So why do we get stuck in the stress response? We may have moved beyond the stressor; but our body may still be stuck in the hormonal and neurophysiological experience of the stressor. In this case, the physical body and the emotional body need to process the experience of the stressor to be free of it. How do we do that?

This can be done with any injury or stressor big or small, acute or chronic.

Move your body: The release of endorphins with activity help to interrupt the messages of the nervous system, hormonal system (endocrine system), and immune system responses that are stuck in a state of chronic stress. Switch the channel through movement that is safe and healthy for you. Take the controls and turn off the auto pilot.

Breath deeply from your pelvic floor: The pelvic floor is the first muscle to tighten in the stress response. Deep belly and pelvic floor breathing stimulate the relaxation response or your parasympathetic response (a.k.a rest, digest and nurture response). I like to use the cues: breath easy, deep, and soft to nourish your nervous system. It is no wonder that many people can experience physical responses to chronic stress in the form of pelvic floor dysfunction, lowered sex drive, and digestive issues. However it just as amazing to see these symptoms improve through something as simple as breath work. The breath is the window into the nervous system and hormonal systems, but sometimes we need support to access the breath in this way.

Connect: Yes with self, but also with safe and nourishing social interactions with loved ones, friends, and those you can talk to without needing them to solve your problems. Those people you can be vulnerable with and have the deeper heart/soul conversations. This person may even be your counsellor.  

Create and Collaborate: I love to create through collaboration, but you don’t have to be creative to find an outlet of expression. You may express yourself through daydreaming, journalling, or writing. This is why so many have taken to baking and cooking during the pandemic! A very delicious form of creative expression :). 

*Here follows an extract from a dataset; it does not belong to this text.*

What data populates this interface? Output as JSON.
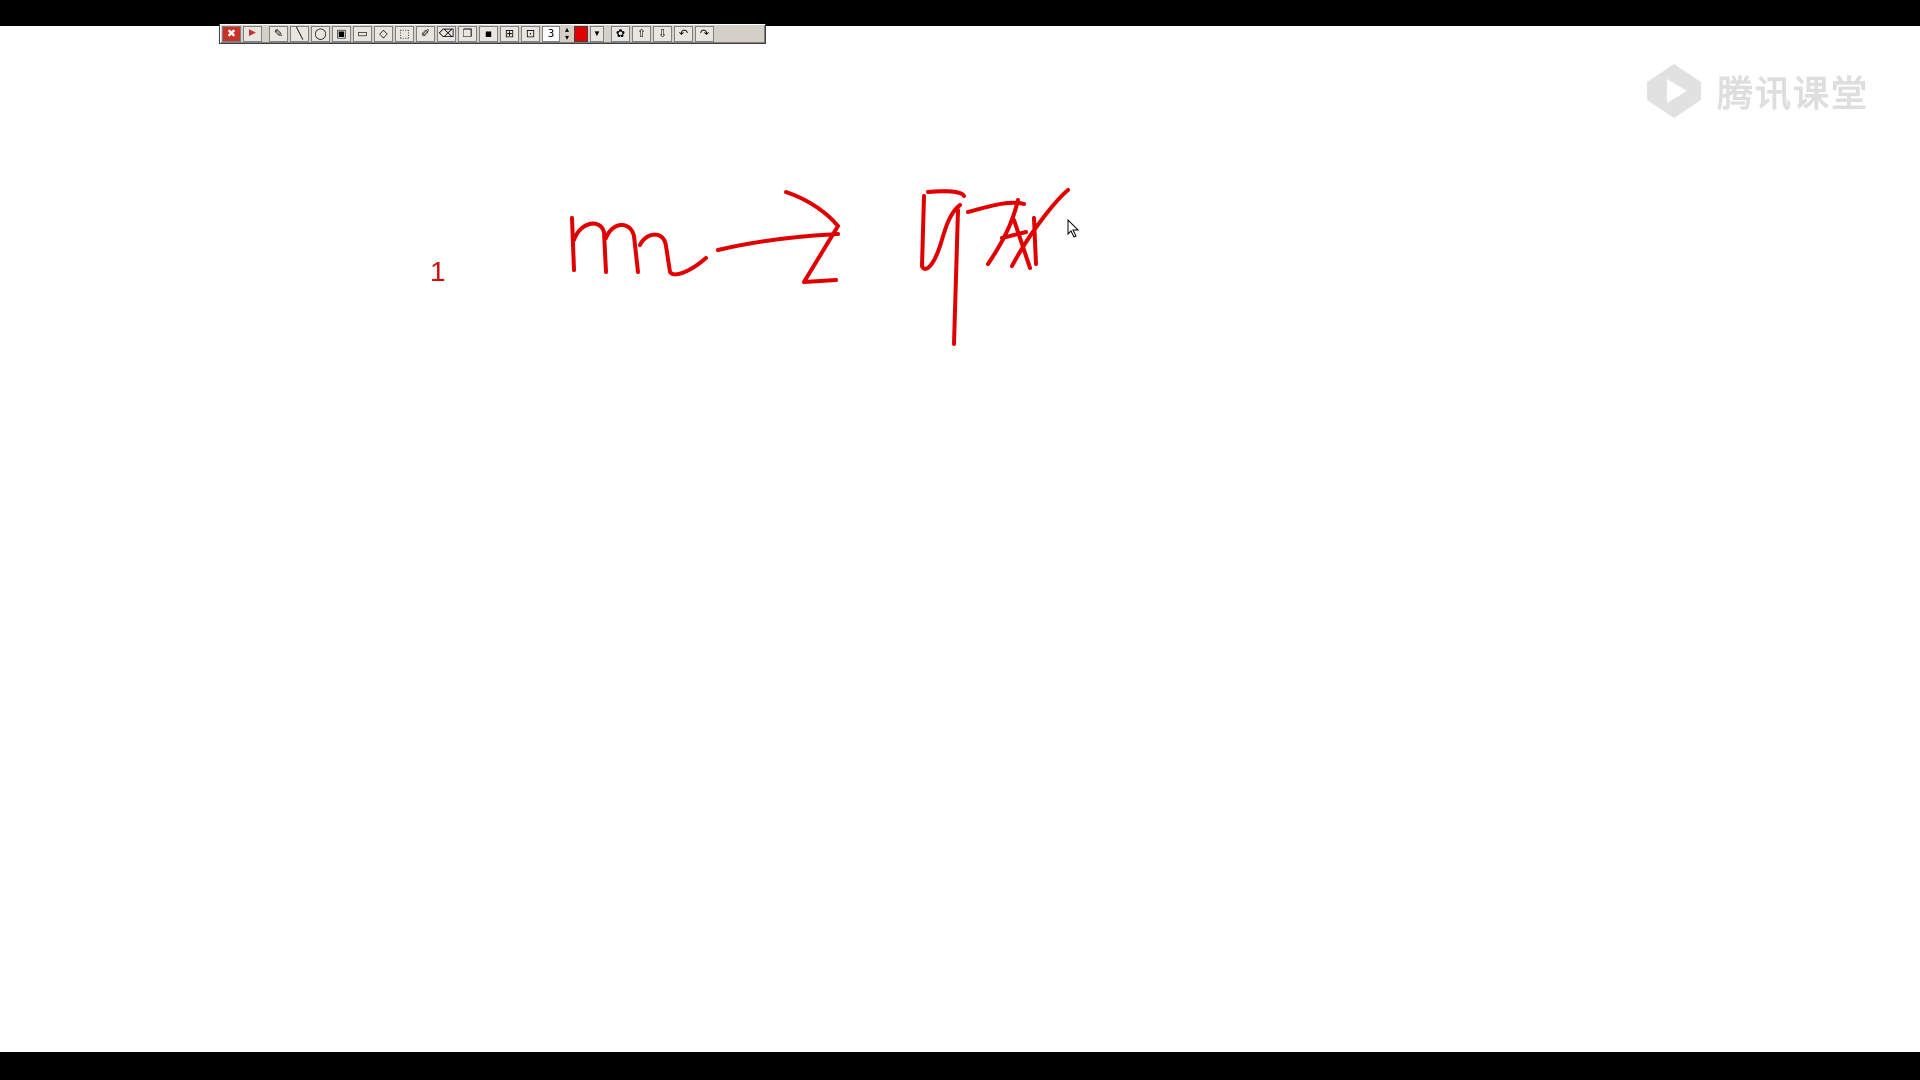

Fresh air!: We’ve all been doing more of this and as it gets colder, let’s keep connecting outside and taking those mindful moments in nature to simply witness the beauty around us.

The goal is to interrupt the pain and stress pathway and allow the space for our mind and body to process through the experience of the stressor; whatever that stressor may be.

Activities or therapies that combine breath, movement, connection, and creative expression can help us move through the neurophysiological expressions of stress and pain.

If we can stay ahead of the stressors we can hopefully avoid burnout. If we cannot, then the reservoir runs dry. This is where the hard work of discernment comes in. We may need to quit somethings that aren’t serving us to create space for more of the things that do. We may need to let go of some relationships and add in others. We may need to do the brave work of looking inside, so we can do the things that feel right, but may not be easy. The result will be worth it. Having the energy to live a life on purpose and with purpose.

Moving through the stress cycle can be done independently, but sometimes we need help to move through stuck and ingrained patterns. At Vangool Wellness we offer a variety of wellness service to support you on this journey of healing and nourishing your nervous system through TCM Acupuncture, Physiotherapy, Physio-Yoga, Pelvic Health Physiotherapy, Yoga classes & Videos, Massage Therapy, & Reiki.

Accessibility is important to us. Visit Vangool Wellness Youtube Channel with Free tools to help you cope with COVID. See below for ways to connect with us and how to access our resources to help you navigate burnout and cope with the daily stressors of COVID. Let’s move away from burnout and into purpose and healing. 

-Authored by Adrianne Vangool Physiotherapist & Yoga Therapist